Water conditioners are actually designed to reduce chlorine from the water entering the house, so yes, the water will taste better, but might be stretching it a bit to say it is bottled quality water. Water conditioners are not designed or configured to address hard water, so even though they will sometimes you might see wording or phrases to make the potential buyer feel like they are getting a unit that will address hard water that is asking more than the equipment can provide and is scientifically impossible.

These units do not produce soft water and should never be sold or installed for a solution to hard water issues around the home, but over the years they have been sold and installed for just those reasons. They will not protect tankless water heaters from hard water scaling or any other water using appliance or fixture in the home.

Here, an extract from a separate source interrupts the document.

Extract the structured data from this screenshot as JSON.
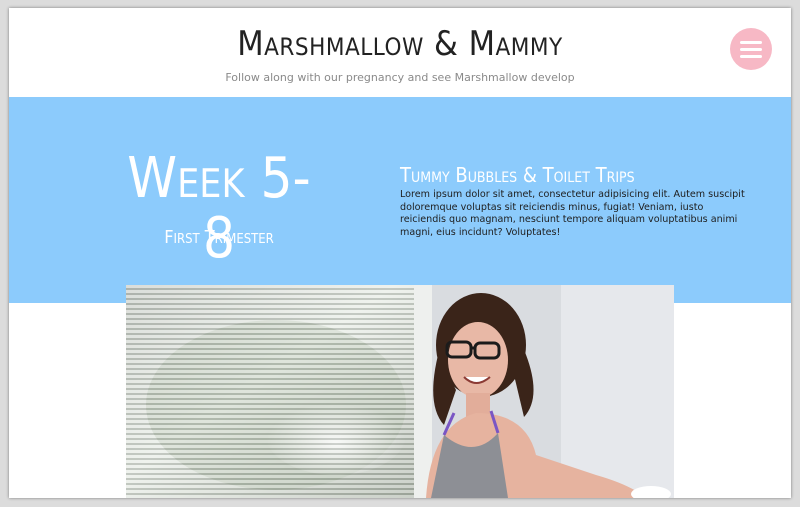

Water conditioners have over the years been installed as incorrectly as water softeners far too often which has resulted in contractors getting into trouble with customers and even causing enough trouble that some contractors have stopped installing water treatment altogether, thinking it’s the equipment not performing, not knowing that it was the wrong equipment for the application that got them into trouble.

Over the past few years here in Southern California we’ve seen water utilities transition from the chlorine-only treatment we have always had to using chloramine, which is a byproduct of adding ammonia to the chlorine and used as a disinfectant for the water as it is moved through the utilities’ distribution lines. Chloramine is much more difficult element to address with a water treatment system and very specific filtration media has to be utilized to be effective when dealing with chloramines.

The water conditioners installed here in the west have to incorporate this specific chloramine media or they will be ineffective on the water provided by the water utilities here in the Southern California area. The expectation is the use of chloramines will spread to other areas of the country over time, for now we get to deal with this new element on our own. Make sure when installing a water conditioner here in Southern California that chloramine-specific media is included with the unit. Online companies and out-of-the-area water treatment suppliers may not even know what chloramine is let alone how to treat it.

So why would anyone purchase a water conditioner? Well, a conditioner shouldn’t be purchased or installed as a hard water solution, but they can provide a very important role in home water treatment. By reducing the chlorine/chloramines they can satisfy the homeowner that has concerns about those elements in their water, it will give the water a better taste and can reduce the effects of dry skin, hair and other skin conditions from bathing or showering.

This month’s water treatment lesson is to be successful and do a good job at providing water treatment for your client is basically matching the correct water treatment process with the application.

A good water treatment supplier can provide this information for you along with sizing the equipment correctly and keeping you out of trouble with your customer. Like anything else after some time you will become experienced enough to recommend the correct water treatment process for a client’s specific application except when it might be an out of the ordinary situation. A wholesalers counter sales person is probably not your best option for water treatment guidance unless they refer you to a qualified supplier that can provide good quality equipment along with experience in providing solutions for water treatment applications.